DIRECTIONS FOR THIS TASK:
The answer must be every line from the entries below that includes "value".

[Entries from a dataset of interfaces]

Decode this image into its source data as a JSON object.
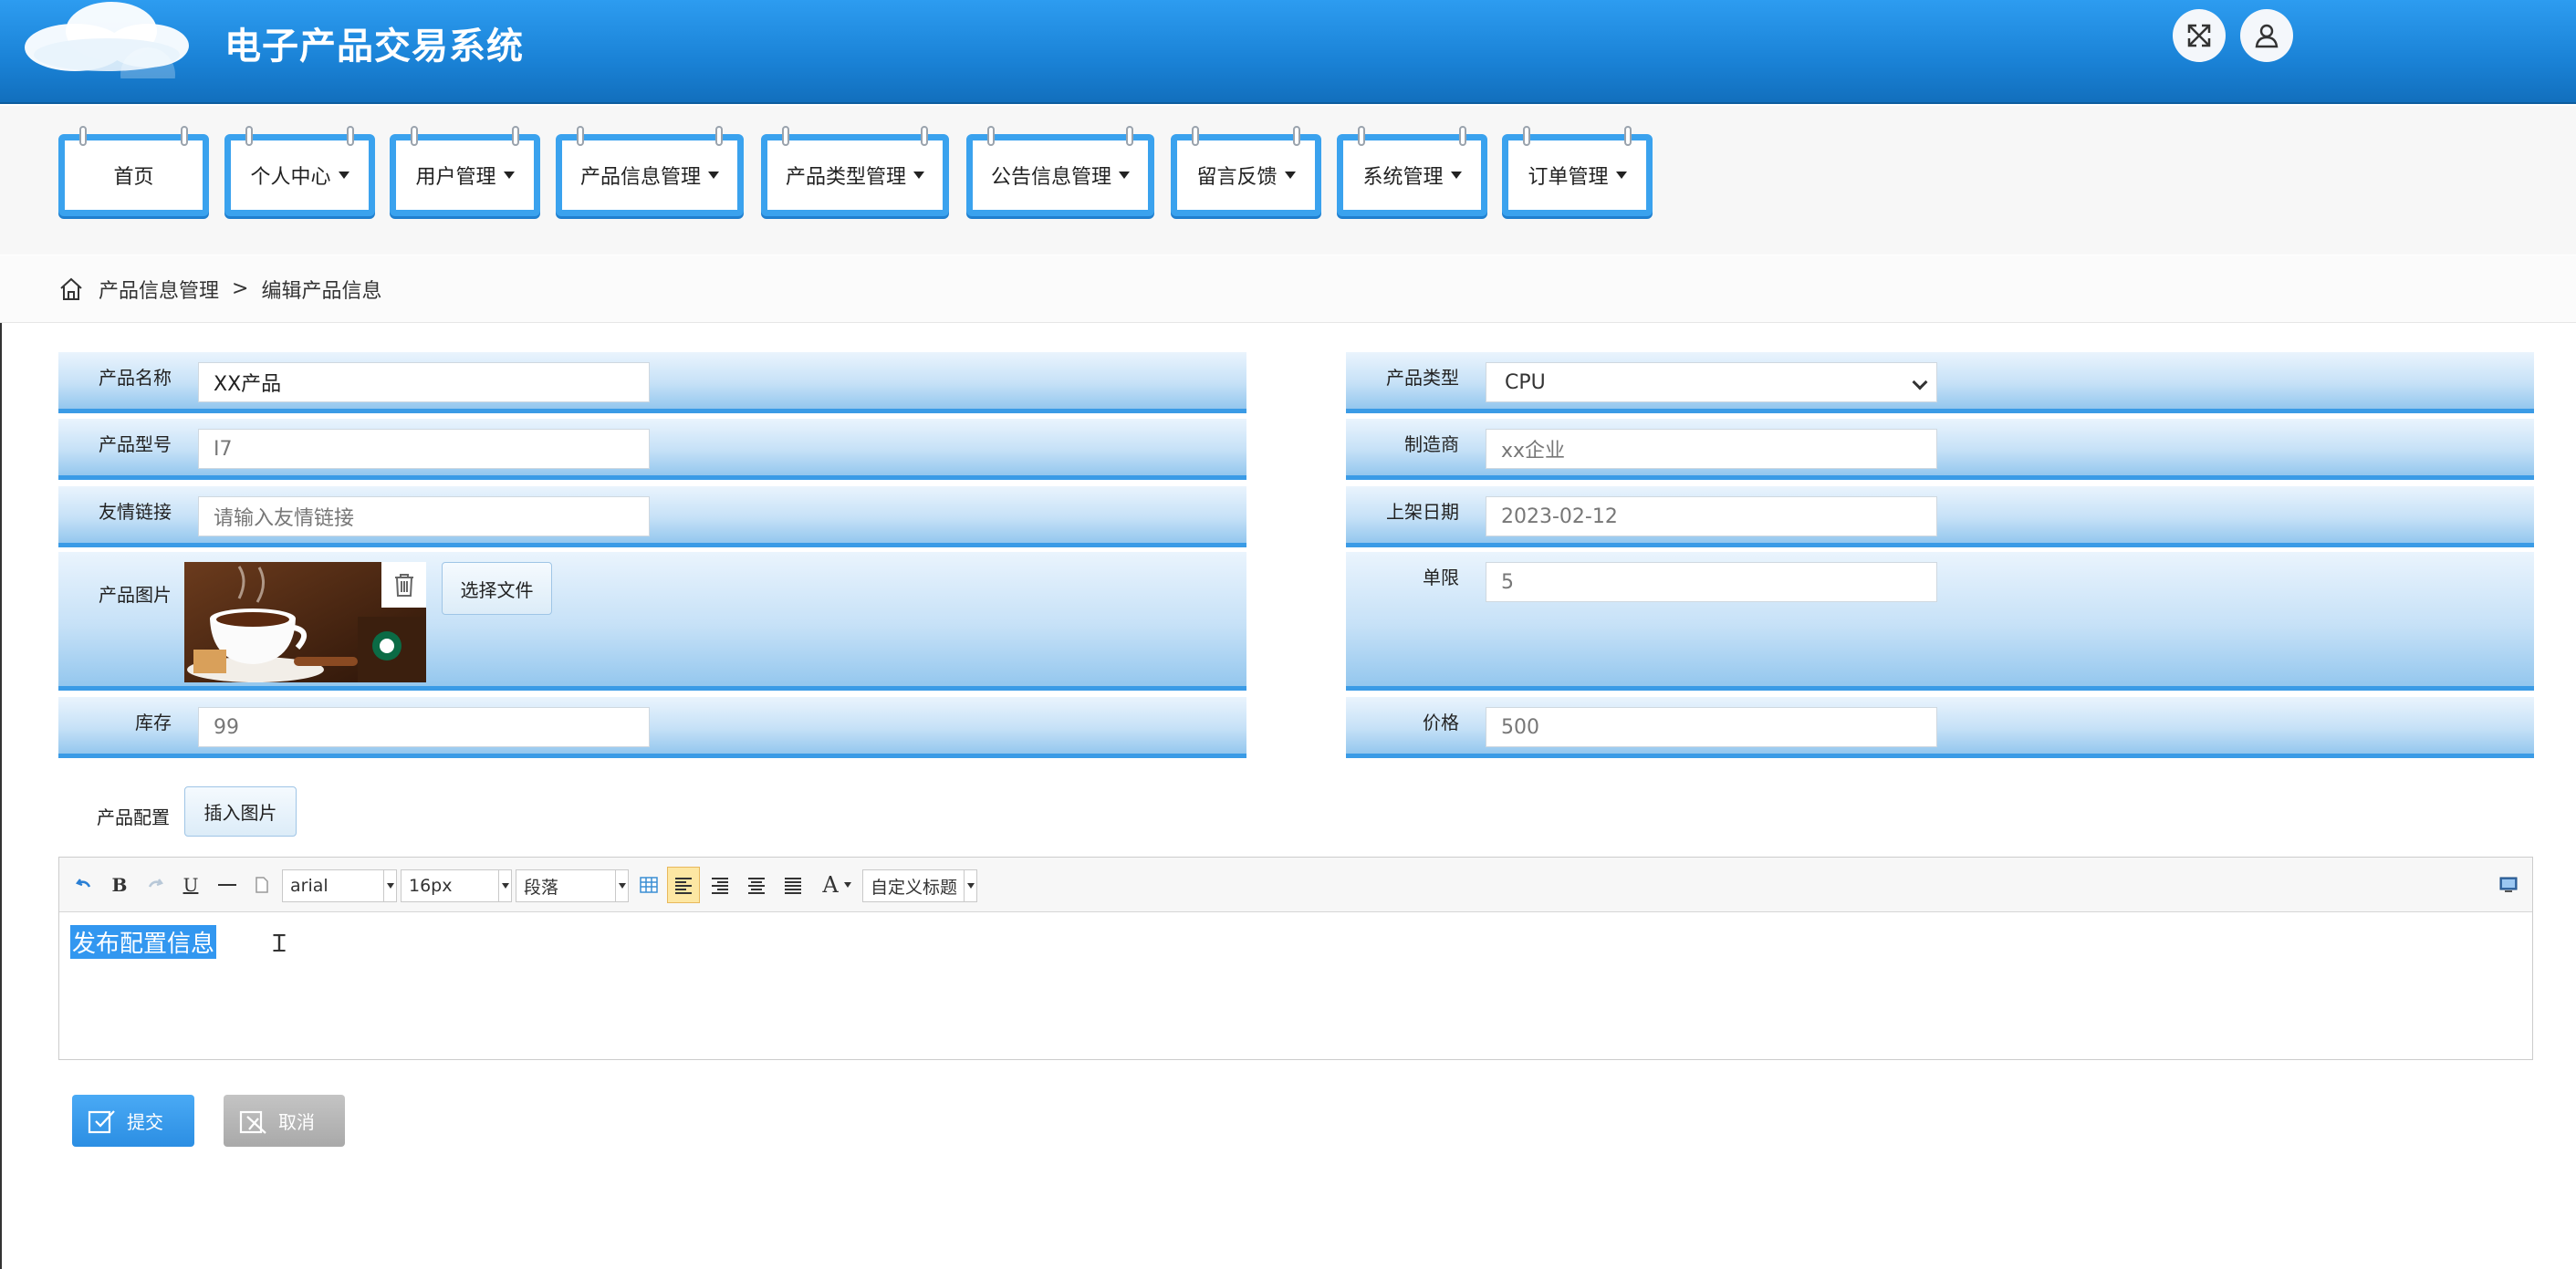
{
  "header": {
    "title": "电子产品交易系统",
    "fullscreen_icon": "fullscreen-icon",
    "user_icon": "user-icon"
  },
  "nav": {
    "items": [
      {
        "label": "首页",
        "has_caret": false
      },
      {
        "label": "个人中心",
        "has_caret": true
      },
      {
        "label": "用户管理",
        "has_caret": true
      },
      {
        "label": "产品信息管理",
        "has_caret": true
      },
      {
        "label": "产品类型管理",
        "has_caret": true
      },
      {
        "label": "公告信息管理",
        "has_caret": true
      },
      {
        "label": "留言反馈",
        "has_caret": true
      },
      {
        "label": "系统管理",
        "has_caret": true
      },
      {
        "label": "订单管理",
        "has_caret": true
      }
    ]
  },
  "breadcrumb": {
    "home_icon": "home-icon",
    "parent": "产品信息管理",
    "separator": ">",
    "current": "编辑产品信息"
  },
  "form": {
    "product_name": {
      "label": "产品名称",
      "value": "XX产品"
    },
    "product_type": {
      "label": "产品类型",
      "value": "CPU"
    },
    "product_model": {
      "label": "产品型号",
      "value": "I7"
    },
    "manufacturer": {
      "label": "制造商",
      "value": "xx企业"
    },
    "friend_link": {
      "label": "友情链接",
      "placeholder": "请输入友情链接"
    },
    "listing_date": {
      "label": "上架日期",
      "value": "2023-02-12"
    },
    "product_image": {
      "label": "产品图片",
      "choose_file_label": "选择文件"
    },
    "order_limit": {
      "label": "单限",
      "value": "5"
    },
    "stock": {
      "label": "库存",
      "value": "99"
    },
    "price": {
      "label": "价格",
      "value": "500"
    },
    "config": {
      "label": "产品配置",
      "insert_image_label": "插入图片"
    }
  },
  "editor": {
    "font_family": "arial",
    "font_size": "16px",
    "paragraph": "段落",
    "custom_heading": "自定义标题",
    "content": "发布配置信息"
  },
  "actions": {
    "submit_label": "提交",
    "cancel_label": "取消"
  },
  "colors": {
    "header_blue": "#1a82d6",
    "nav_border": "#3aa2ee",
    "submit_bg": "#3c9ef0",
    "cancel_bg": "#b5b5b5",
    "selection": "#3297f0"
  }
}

COMPLETED EXERCISE:
      "value": "XX产品"
      "value": "CPU"
      "value": "I7"
      "value": "xx企业"
      "value": "2023-02-12"
      "value": "5"
      "value": "99"
      "value": "500"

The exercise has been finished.